Now imagine that you need to add Chinese language to your entire site. The translator is an off-site contractor. What files would you send to him to translate? How would you generate them? How will you integrate them?
If someone adds or changes a page on production in English: how will your developers see that change? how will you know that an updated translation for Chinese is needed? how will you manage the update of the translation?
If you make a CMS and don't have at least the export_po_file and import_po_file management commands, then you are not really multilingual. It is either that or figuring out your own answer for the above questions.
I have finally found a Django-based CMS that has those - http://pythonhosted.org/django-page-cms/ . Have not really tried it yet, but I am hopeful.
A scandal has been brewing in Latvia over the last half year and yesterday the activity spiked shocking the media and some IT people in the country. I'll go back and explain what happened first, what is happening now and why this could have a heavy impact on IT and journalists in Latvia.
Occasionally I post (or could post) things that are not fit for Debian Planet (non-English) or Ubuntu.lv Planet (unrelated to Latvian or Debian/Ubuntu matters), so I finally budged and switch the planet feeds to their own categories so that such things can be managed on a per-post basis.
My blog server has been down ever since I left off to Edinburgh for the 7th Debian conference. Since then I have been busy taking photos of everything and everyone here AND I am not alone in that. Enjoy!
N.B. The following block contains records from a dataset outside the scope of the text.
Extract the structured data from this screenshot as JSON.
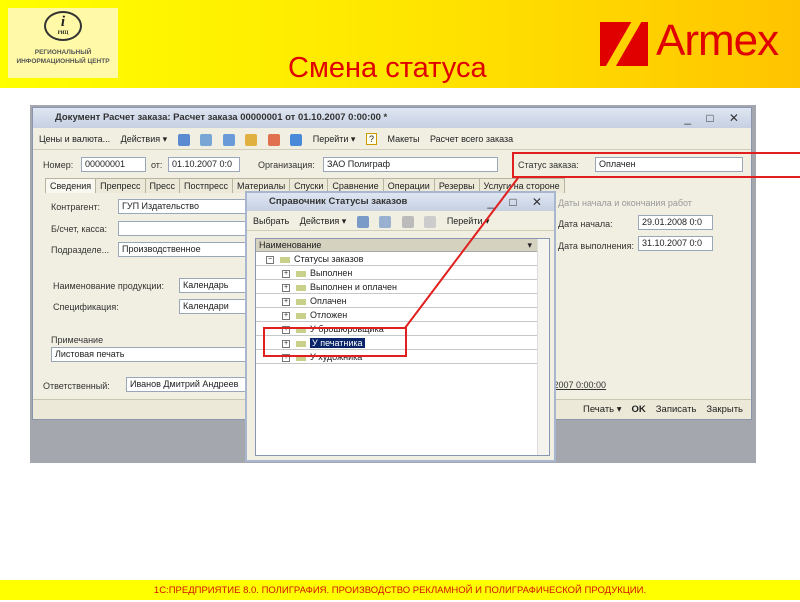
{
  "slide": {
    "title": "Смена статуса",
    "footer": "1С:ПРЕДПРИЯТИЕ 8.0. ПОЛИГРАФИЯ. ПРОИЗВОДСТВО РЕКЛАМНОЙ И ПОЛИГРАФИЧЕСКОЙ ПРОДУКЦИИ.",
    "logo_left": {
      "symbol": "i",
      "abbr": "РИЦ",
      "text": "РЕГИОНАЛЬНЫЙ ИНФОРМАЦИОННЫЙ ЦЕНТР"
    },
    "logo_right": "Armex"
  },
  "colors": {
    "accent": "#e00000",
    "yellow": "#ffff00",
    "selection": "#0a246a"
  },
  "doc": {
    "title": "Документ Расчет заказа: Расчет заказа 00000001 от 01.10.2007 0:00:00 *",
    "toolbar": {
      "prices": "Цены и валюта...",
      "actions": "Действия ▾",
      "goto": "Перейти ▾",
      "help": "?",
      "layouts": "Макеты",
      "calc_all": "Расчет всего заказа"
    },
    "number_label": "Номер:",
    "number": "00000001",
    "from_label": "от:",
    "date": "01.10.2007 0:0",
    "org_label": "Организация:",
    "org": "ЗАО Полиграф",
    "status_label": "Статус заказа:",
    "status": "Оплачен",
    "tabs": [
      "Сведения",
      "Препресс",
      "Пресс",
      "Постпресс",
      "Материалы",
      "Спуски",
      "Сравнение",
      "Операции",
      "Резервы",
      "Услуги на стороне"
    ],
    "contractor_label": "Контрагент:",
    "contractor": "ГУП Издательство",
    "account_label": "Б/счет, касса:",
    "account": "",
    "dept_label": "Подразделе...",
    "dept": "Производственное",
    "product_label": "Наименование продукции:",
    "product": "Календарь",
    "spec_label": "Спецификация:",
    "spec": "Календари",
    "note_label": "Примечание",
    "note": "Листовая печать",
    "dates_group": "Даты начала и окончания работ",
    "start_label": "Дата начала:",
    "start": "29.01.2008 0:0",
    "end_label": "Дата выполнения:",
    "end": "31.10.2007 0:0",
    "responsible_label": "Ответственный:",
    "responsible": "Иванов Дмитрий Андреев",
    "link": ".2007 0:00:00",
    "bottom": {
      "print": "Печать ▾",
      "ok": "OK",
      "save": "Записать",
      "close": "Закрыть"
    }
  },
  "dialog": {
    "title": "Справочник Статусы заказов",
    "toolbar": {
      "select": "Выбрать",
      "actions": "Действия ▾",
      "goto": "Перейти ▾"
    },
    "column": "Наименование",
    "root": "Статусы заказов",
    "items": [
      "Выполнен",
      "Выполнен и оплачен",
      "Оплачен",
      "Отложен",
      "У брошюровщика",
      "У печатника",
      "У художника"
    ],
    "selected": "У печатника"
  }
}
It is really a must have - my blog gets mentioned on the DWN for the first time and at the same time (or even a bit earlier) the electricity cuts to the building where my server is co-located. And it takes a couple of days for the local administrator to get from all that chaos to turning my server back on. Perfect timing :P.
From the previous version of my last post, people with even moderate knowledge of English could have easily understood that I suck at spelling and that, consequently, I did not have a spelling checker installed at this blog. Both of those two conclusions would be true.
So I decided to break in and install something to help me and after some mishaps, I settled on Visual Spellcheck plug-in. I am editing my posts in HTML anyway, so lack of WYSIWYG editor support is not critical for me, more like the opposite. All I needed was to install the plug-in, activate it in wordpress, install php5-pspell package and restart Apache. I forgot to restart Apache at first and got a cryptic error from the included fake pspell wrapper. Also aspell and corresponding language libraries must be installed on server site.
Note: after you have corrected all spelling errors in your text you must also remember to press "Continue Editing" link or otherwise changes will not be saved. I think that is a bug.
Got access to a new, more powerful server, moved my blog from Mnemosyne to Wordpress, hopefully did not flood p.d.o, did not move the comments over yet.